Are Speaker Crossovers Necessary?
It’s a common question we get here at Speaker grills – are speaker crossovers necessary? The answer, like with most things related to audio, is that it depends. In this blog post, we’ll go over what a crossover is, what it does, and whether or not you need one for your speakers.
A crossover is an electronic device that allows you to route different frequencies of sound to different speakers. For example, if you have a two-way speaker system with a woofer and a tweeter, the crossover would send the low frequencies to the woofer and the high frequencies to the tweeter. This ensures that each speaker gets only the frequencies it can reproduce well, resulting in better overall sound quality.
Now, whether or not you need a crossover depends on the type of speakers you have. If you have full-range speakers (meaning they can reproduce all frequency ranges), then you don’t need a crossover because all of the frequencies will already be going to all of the speakers. However, if you have separate woofers and tweeters (or other types of drivers), then using a crossover will improve sound quality by making sure each driver only gets the frequency range it can handle best.
So there you have it – whether or not speaker crossovers are necessary depends on your particular setup. If you’re unsure about what kind of system you have or which type of crossover would be best for your situation, feel free to contact us for more help!
What Should My Speaker Crossover Be?
Assuming you are referring to a speaker crossover frequency:
A speaker crossover is an electronic device that directs the audio signal to the correct speaker. Without a crossover, your audio system would be trying to send the full range of frequencies to each individual speaker, which wouldn’t work very well.
Crossovers split up the audio signal into separate frequency ranges and send each one to the appropriate speaker. The most important thing to consider when choosing a crossover frequency is the size of your speakers. Smaller speakers can’t reproduce low frequencies as well as larger ones, so you’ll want to set your crossover accordingly.
A general rule of thumb is that your crossover should be at least an octave below the lowest frequency rating of your smallest speaker. For example, if you’re using 8″ woofers with a rated response down to 40 Hz, you should set your crossover no lower than 20 Hz. When choosing a crossover it’s important not only to consider the size of your speakers, but also their sensitivity ratings.
A more sensitive speaker will be able to reproduce sound at lower volumes than a less sensitive one. This is why it’s important not only to know what size speakers you’re using, but also their sensitivity rating in orderto choose an appropriate crossover point.

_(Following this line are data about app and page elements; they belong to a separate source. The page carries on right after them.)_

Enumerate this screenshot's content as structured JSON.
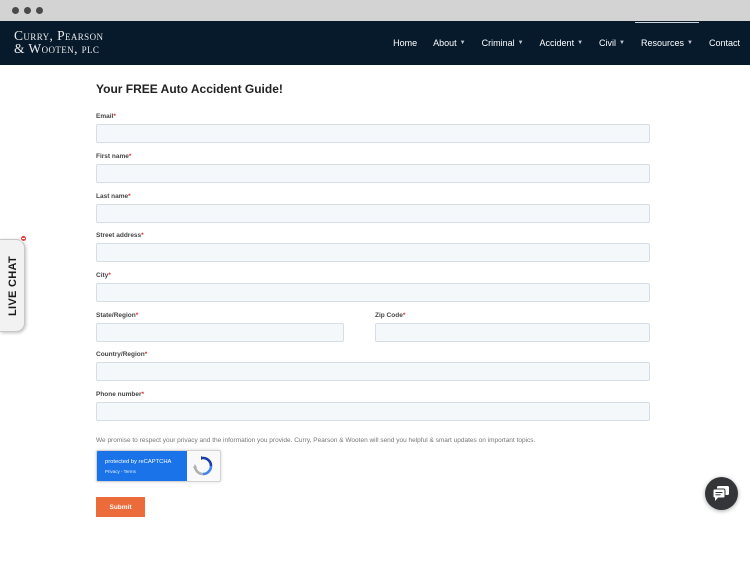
{
  "header": {
    "logo_line1": "Curry, Pearson",
    "logo_line2": "& Wooten, plc",
    "nav": [
      {
        "label": "Home"
      },
      {
        "label": "About"
      },
      {
        "label": "Criminal"
      },
      {
        "label": "Accident"
      },
      {
        "label": "Civil"
      },
      {
        "label": "Resources"
      },
      {
        "label": "Contact"
      }
    ]
  },
  "form": {
    "title": "Your FREE Auto Accident Guide!",
    "required_mark": "*",
    "fields": {
      "email": {
        "label": "Email",
        "value": ""
      },
      "first_name": {
        "label": "First name",
        "value": ""
      },
      "last_name": {
        "label": "Last name",
        "value": ""
      },
      "street": {
        "label": "Street address",
        "value": ""
      },
      "city": {
        "label": "City",
        "value": ""
      },
      "state": {
        "label": "State/Region",
        "value": ""
      },
      "zip": {
        "label": "Zip Code",
        "value": ""
      },
      "country": {
        "label": "Country/Region",
        "value": ""
      },
      "phone": {
        "label": "Phone number",
        "value": ""
      }
    },
    "privacy_text": "We promise to respect your privacy and the information you provide. Curry, Pearson & Wooten will send you helpful & smart updates on important topics.",
    "recaptcha": {
      "text": "protected by reCAPTCHA",
      "links": "Privacy - Terms"
    },
    "submit_label": "Submit"
  },
  "live_chat": {
    "label": "LIVE CHAT"
  },
  "colors": {
    "header_bg": "#071a2c",
    "submit_bg": "#ec6b3a",
    "required": "#e0312a",
    "recaptcha_blue": "#1a73e8"
  },
  "icons": {
    "chat_fab": "chat-bubbles-icon",
    "recaptcha": "recaptcha-icon"
  }
}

In general, smaller and more sensitive speakers will have higher crossovers while larger and less sensitive speakers will have lower crossovers.
There are always exceptions though so it’s best to consult with someone who knows about these things before making any final decisions.
Crossover speakers are a type of speaker that allows you to hear both the highs and lows in your music. They use a combination of tweeters and woofers to produce sound, and they’re usually placed in the middle of your room so that you can get the best sound possible.